### Dataset excerpts
──────────────────────────────
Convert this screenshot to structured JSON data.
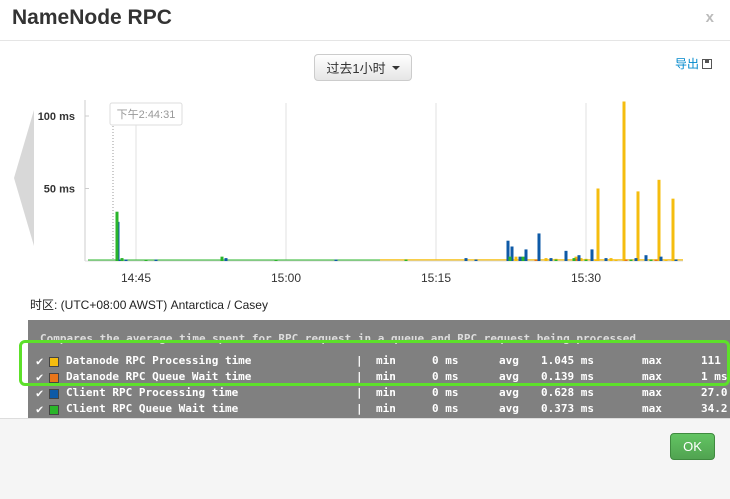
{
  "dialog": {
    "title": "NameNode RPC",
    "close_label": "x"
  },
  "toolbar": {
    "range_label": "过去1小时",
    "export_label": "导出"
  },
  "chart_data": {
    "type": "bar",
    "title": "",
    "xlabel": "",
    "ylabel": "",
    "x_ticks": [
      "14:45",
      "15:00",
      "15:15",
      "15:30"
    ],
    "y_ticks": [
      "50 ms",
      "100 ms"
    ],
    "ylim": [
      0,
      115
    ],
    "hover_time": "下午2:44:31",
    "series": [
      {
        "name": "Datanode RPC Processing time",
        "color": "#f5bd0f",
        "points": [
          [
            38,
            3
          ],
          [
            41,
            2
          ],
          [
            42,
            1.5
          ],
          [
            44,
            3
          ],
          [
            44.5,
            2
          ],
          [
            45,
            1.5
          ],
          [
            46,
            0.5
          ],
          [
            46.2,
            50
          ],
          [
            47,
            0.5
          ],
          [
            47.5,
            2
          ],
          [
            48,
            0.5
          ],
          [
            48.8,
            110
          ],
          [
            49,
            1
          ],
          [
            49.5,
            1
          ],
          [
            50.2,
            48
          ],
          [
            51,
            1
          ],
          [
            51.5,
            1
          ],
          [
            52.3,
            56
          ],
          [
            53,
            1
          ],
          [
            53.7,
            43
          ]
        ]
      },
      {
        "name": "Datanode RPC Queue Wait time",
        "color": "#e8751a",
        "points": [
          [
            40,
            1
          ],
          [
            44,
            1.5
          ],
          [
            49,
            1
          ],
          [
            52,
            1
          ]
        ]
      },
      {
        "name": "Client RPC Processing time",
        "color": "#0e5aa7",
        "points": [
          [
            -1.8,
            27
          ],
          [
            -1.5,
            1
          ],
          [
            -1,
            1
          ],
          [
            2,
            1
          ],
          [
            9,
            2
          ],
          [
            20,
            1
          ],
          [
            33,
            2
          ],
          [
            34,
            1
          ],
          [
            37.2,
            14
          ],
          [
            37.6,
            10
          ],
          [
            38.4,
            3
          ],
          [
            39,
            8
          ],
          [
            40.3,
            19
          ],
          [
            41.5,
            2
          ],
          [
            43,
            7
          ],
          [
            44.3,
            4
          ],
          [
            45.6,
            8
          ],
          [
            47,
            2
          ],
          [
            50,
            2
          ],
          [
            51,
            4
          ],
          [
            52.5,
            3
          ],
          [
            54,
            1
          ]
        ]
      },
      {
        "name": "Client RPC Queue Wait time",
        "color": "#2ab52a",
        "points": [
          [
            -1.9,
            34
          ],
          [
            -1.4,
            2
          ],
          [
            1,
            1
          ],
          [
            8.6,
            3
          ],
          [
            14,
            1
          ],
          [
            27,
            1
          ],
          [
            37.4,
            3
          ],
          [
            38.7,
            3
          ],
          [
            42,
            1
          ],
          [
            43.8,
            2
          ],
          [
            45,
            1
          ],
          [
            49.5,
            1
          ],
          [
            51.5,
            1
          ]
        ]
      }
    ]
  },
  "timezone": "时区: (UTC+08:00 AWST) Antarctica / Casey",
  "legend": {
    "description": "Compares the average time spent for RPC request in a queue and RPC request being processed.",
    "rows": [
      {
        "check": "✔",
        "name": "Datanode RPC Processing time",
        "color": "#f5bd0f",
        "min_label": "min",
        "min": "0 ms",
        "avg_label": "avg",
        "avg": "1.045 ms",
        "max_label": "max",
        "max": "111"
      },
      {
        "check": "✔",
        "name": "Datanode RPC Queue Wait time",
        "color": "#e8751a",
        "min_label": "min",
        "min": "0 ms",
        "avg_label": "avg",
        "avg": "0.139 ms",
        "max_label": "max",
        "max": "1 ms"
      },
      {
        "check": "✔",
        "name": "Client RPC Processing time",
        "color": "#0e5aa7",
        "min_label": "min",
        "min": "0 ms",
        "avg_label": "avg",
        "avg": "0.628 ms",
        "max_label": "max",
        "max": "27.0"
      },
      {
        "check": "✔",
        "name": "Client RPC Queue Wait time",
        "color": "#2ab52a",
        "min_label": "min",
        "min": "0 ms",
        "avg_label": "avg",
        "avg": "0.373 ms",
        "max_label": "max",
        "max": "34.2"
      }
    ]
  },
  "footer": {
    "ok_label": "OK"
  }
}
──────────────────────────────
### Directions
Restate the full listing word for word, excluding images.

### Answer space
Convert this screenshot to structured JSON data.
{
  "dialog": {
    "title": "NameNode RPC",
    "close_label": "x"
  },
  "toolbar": {
    "range_label": "过去1小时",
    "export_label": "导出"
  },
  "chart_data": {
    "type": "bar",
    "title": "",
    "xlabel": "",
    "ylabel": "",
    "x_ticks": [
      "14:45",
      "15:00",
      "15:15",
      "15:30"
    ],
    "y_ticks": [
      "50 ms",
      "100 ms"
    ],
    "ylim": [
      0,
      115
    ],
    "hover_time": "下午2:44:31",
    "series": [
      {
        "name": "Datanode RPC Processing time",
        "color": "#f5bd0f",
        "points": [
          [
            38,
            3
          ],
          [
            41,
            2
          ],
          [
            42,
            1.5
          ],
          [
            44,
            3
          ],
          [
            44.5,
            2
          ],
          [
            45,
            1.5
          ],
          [
            46,
            0.5
          ],
          [
            46.2,
            50
          ],
          [
            47,
            0.5
          ],
          [
            47.5,
            2
          ],
          [
            48,
            0.5
          ],
          [
            48.8,
            110
          ],
          [
            49,
            1
          ],
          [
            49.5,
            1
          ],
          [
            50.2,
            48
          ],
          [
            51,
            1
          ],
          [
            51.5,
            1
          ],
          [
            52.3,
            56
          ],
          [
            53,
            1
          ],
          [
            53.7,
            43
          ]
        ]
      },
      {
        "name": "Datanode RPC Queue Wait time",
        "color": "#e8751a",
        "points": [
          [
            40,
            1
          ],
          [
            44,
            1.5
          ],
          [
            49,
            1
          ],
          [
            52,
            1
          ]
        ]
      },
      {
        "name": "Client RPC Processing time",
        "color": "#0e5aa7",
        "points": [
          [
            -1.8,
            27
          ],
          [
            -1.5,
            1
          ],
          [
            -1,
            1
          ],
          [
            2,
            1
          ],
          [
            9,
            2
          ],
          [
            20,
            1
          ],
          [
            33,
            2
          ],
          [
            34,
            1
          ],
          [
            37.2,
            14
          ],
          [
            37.6,
            10
          ],
          [
            38.4,
            3
          ],
          [
            39,
            8
          ],
          [
            40.3,
            19
          ],
          [
            41.5,
            2
          ],
          [
            43,
            7
          ],
          [
            44.3,
            4
          ],
          [
            45.6,
            8
          ],
          [
            47,
            2
          ],
          [
            50,
            2
          ],
          [
            51,
            4
          ],
          [
            52.5,
            3
          ],
          [
            54,
            1
          ]
        ]
      },
      {
        "name": "Client RPC Queue Wait time",
        "color": "#2ab52a",
        "points": [
          [
            -1.9,
            34
          ],
          [
            -1.4,
            2
          ],
          [
            1,
            1
          ],
          [
            8.6,
            3
          ],
          [
            14,
            1
          ],
          [
            27,
            1
          ],
          [
            37.4,
            3
          ],
          [
            38.7,
            3
          ],
          [
            42,
            1
          ],
          [
            43.8,
            2
          ],
          [
            45,
            1
          ],
          [
            49.5,
            1
          ],
          [
            51.5,
            1
          ]
        ]
      }
    ]
  },
  "timezone": "时区: (UTC+08:00 AWST) Antarctica / Casey",
  "legend": {
    "description": "Compares the average time spent for RPC request in a queue and RPC request being processed.",
    "rows": [
      {
        "check": "✔",
        "name": "Datanode RPC Processing time",
        "color": "#f5bd0f",
        "min_label": "min",
        "min": "0 ms",
        "avg_label": "avg",
        "avg": "1.045 ms",
        "max_label": "max",
        "max": "111"
      },
      {
        "check": "✔",
        "name": "Datanode RPC Queue Wait time",
        "color": "#e8751a",
        "min_label": "min",
        "min": "0 ms",
        "avg_label": "avg",
        "avg": "0.139 ms",
        "max_label": "max",
        "max": "1 ms"
      },
      {
        "check": "✔",
        "name": "Client RPC Processing time",
        "color": "#0e5aa7",
        "min_label": "min",
        "min": "0 ms",
        "avg_label": "avg",
        "avg": "0.628 ms",
        "max_label": "max",
        "max": "27.0"
      },
      {
        "check": "✔",
        "name": "Client RPC Queue Wait time",
        "color": "#2ab52a",
        "min_label": "min",
        "min": "0 ms",
        "avg_label": "avg",
        "avg": "0.373 ms",
        "max_label": "max",
        "max": "34.2"
      }
    ]
  },
  "footer": {
    "ok_label": "OK"
  }
}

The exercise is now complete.